January’s Savings Tip
Save at the SupermarketBy Phil Lempert
Supermarket execs have made a science of temptation. They dazzle us with fresh fruit, ply us with samples at the deli counter, and seduce us with buttery scents from the bakery. I should know—I’ve been analyzing grocery-store marketing techniques, and consumer responses to them, for more than 30 years. My advice: When store strategy is to entice you to buy on impulse—to go with your gut—saving money means using your head. Here are my top ten tips for paying less without sacrificing quality or forsaking the foods you want.
Tip 1: Make shopping a job – Food may be fun, the glue that connects us with family and friends, but you need to look at grocery shopping as a job—one best completed on time and under budget.
Tip 2: Take stock – In surveys I’ve conducted, most people report they already had in the pantry, freezer, or fridge at least 15 percent of the foods they bring home from the store. So don’t just “go shopping.” Check your shelves before you shop, plan your needs for a set number of meals, and stick to the list: the less you wander the aisles, the more money you’re likely to save. If you allow for chance discoveries, make them part of your meal plan on the spot.
Tip 3: Bring a calculator – Failing to tote up what you’re spending as you go is like driving a car without an odometer. So keep a running tally—especially at warehouse stores, where those “bargains” by the case can empty your wallet fast.
Tip 4: Start at the center – Working from your list, begin not on the margins of the supermarket, amid mouthwatering sights and smells, but in the middle, with its boring aisles of boxes, cans, and jars, where you’ll find more discounts.
Tip 5: Compare aisles – Each department in the store operates independently—and has a different profit margin—so you can find the same or similar products in different locations at wildly different prices:
Cheese – Recently I found Swiss cheese on the cheese table for $8.99 a pound and in the dairy case for $5.99 a pound—a 33 percent discount.
Fish – Save up to 40 percent by walking past the seafood department to the freezer cases. Because lots of seafood is filleted and flash-frozen right after being caught, its freshness is preserved. The best way to thaw it is overnight in the fridge, soaking in milk, which makes it taste milder.
Ground beef – Buying fresh can cost you around $2.49 a pound for 80 percent lean. Buy frozen ground beef in a three-pound vacuum-packed “chub” (it’s shaped like a salami) and you’ll save at least 25 percent.
Pasta – Refrigerated pastas can cost $3.99 for nine ounces. Go for dried Italian pasta.

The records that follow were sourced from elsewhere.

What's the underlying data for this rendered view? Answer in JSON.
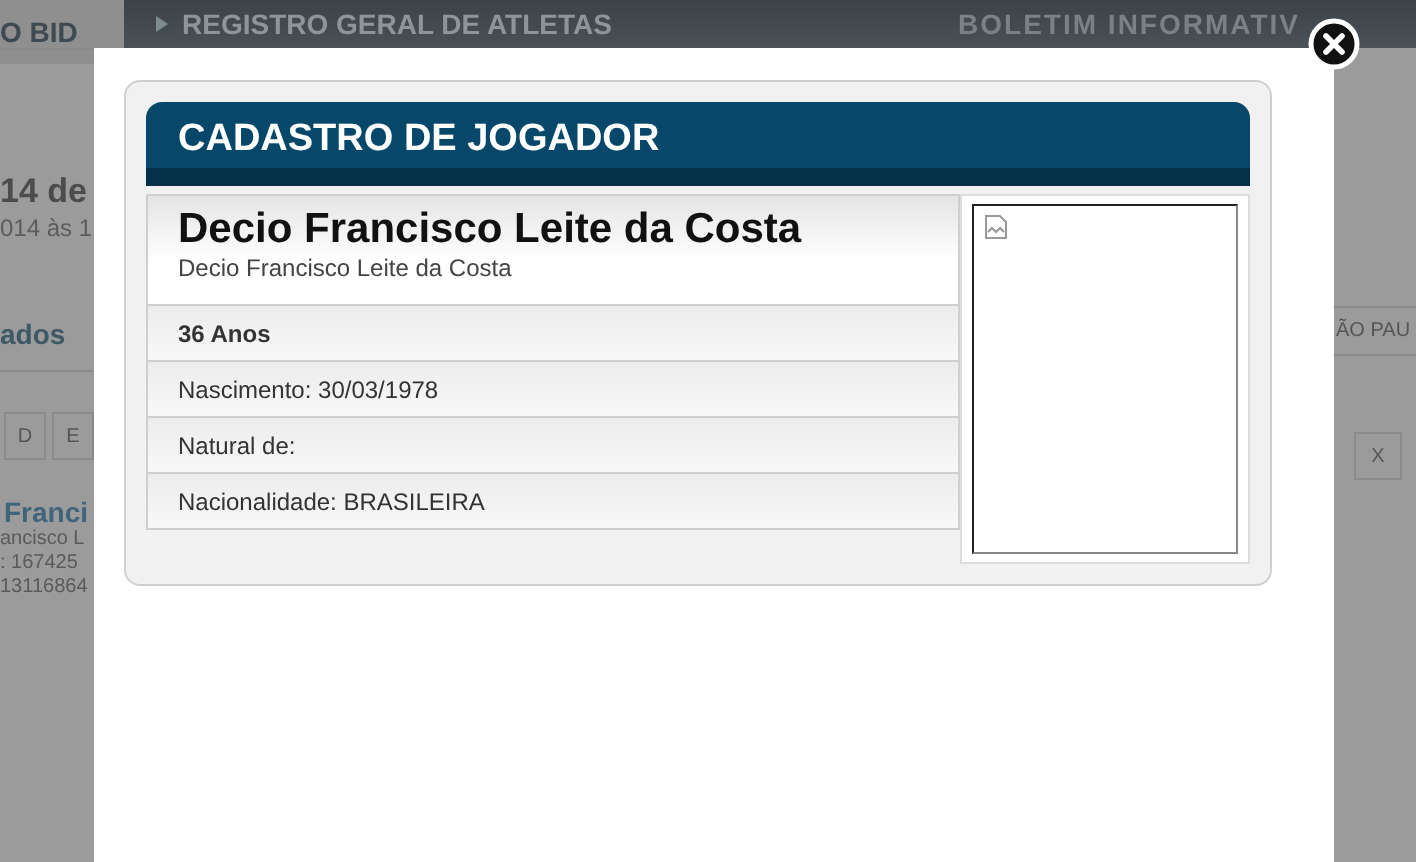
{
  "background_page": {
    "tab": "O BID",
    "breadcrumb": "REGISTRO GERAL DE ATLETAS",
    "banner": "BOLETIM INFORMATIV",
    "left_items": [
      {
        "kind": "heading",
        "text": "14 de"
      },
      {
        "kind": "subtitle",
        "text": "014 às 1"
      },
      {
        "kind": "section",
        "text": "ados"
      },
      {
        "kind": "letters",
        "letters": [
          "D",
          "E"
        ]
      },
      {
        "kind": "player",
        "text": "Franci"
      },
      {
        "kind": "line",
        "text": "ancisco L"
      },
      {
        "kind": "line",
        "text": ": 167425"
      },
      {
        "kind": "line",
        "text": "13116864"
      }
    ],
    "right_items": [
      {
        "kind": "section",
        "text": "ÃO PAU"
      },
      {
        "kind": "letters",
        "letters": [
          "X"
        ]
      }
    ]
  },
  "modal": {
    "title": "CADASTRO DE JOGADOR",
    "name": "Decio Francisco Leite da Costa",
    "full_name": "Decio Francisco Leite da Costa",
    "rows": [
      {
        "text": "36 Anos",
        "bold": true
      },
      {
        "text": "Nascimento: 30/03/1978",
        "bold": false
      },
      {
        "text": "Natural de:",
        "bold": false
      },
      {
        "text": "Nacionalidade: BRASILEIRA",
        "bold": false
      }
    ]
  }
}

Any brands using durum-wheat semolina are probably good—even ones you’ve never heard of—and should cost about $1.29 a pound.
Tip 6: Go back to white eggs – Although brown eggs are otherwise identical, they can cost 50 cents more per dozen than white.
Tip 7: Select Select beef – The USDA has three quality categories for cuts of beef: Prime (the highest grade and most expensive), Choice (the middle grade), and Select (the least expensive, and the least fatty). To save, buy Select beef and tenderize it with a marinade.
Tip 8: Try store brands – These are always going to save you 20 to 30 percent. If you’re afraid the ingredients aren’t up to snuff, know that every private-label brand I’ve encountered—including Ann Page at A&P, and the ShopRite, Albertson’s, and Safeway brands—is backed by a money-back guarantee. See the store manager if you aren’t satisfied.
Tip 9: Customize your cereal – To avoid paying $4 or more for a box of brand-name cereal, buy a basic high-fiber store brand for 20 percent less and add your own selection of sweeteners, fruits, and nuts. Also, note that generic cereals packed in plastic bags typically cost around a dollar less than boxed varieties.
Tip 10: Skip fake convenience – Do you really need to purchase your oatmeal in single-serving packets that cost as much as $3.99 a dozen? Buy oatmeal (either regular or quick-cooking) in those familiar cardboard cylinders instead and you’ll trim up to 75 percent from the cost of breakfast.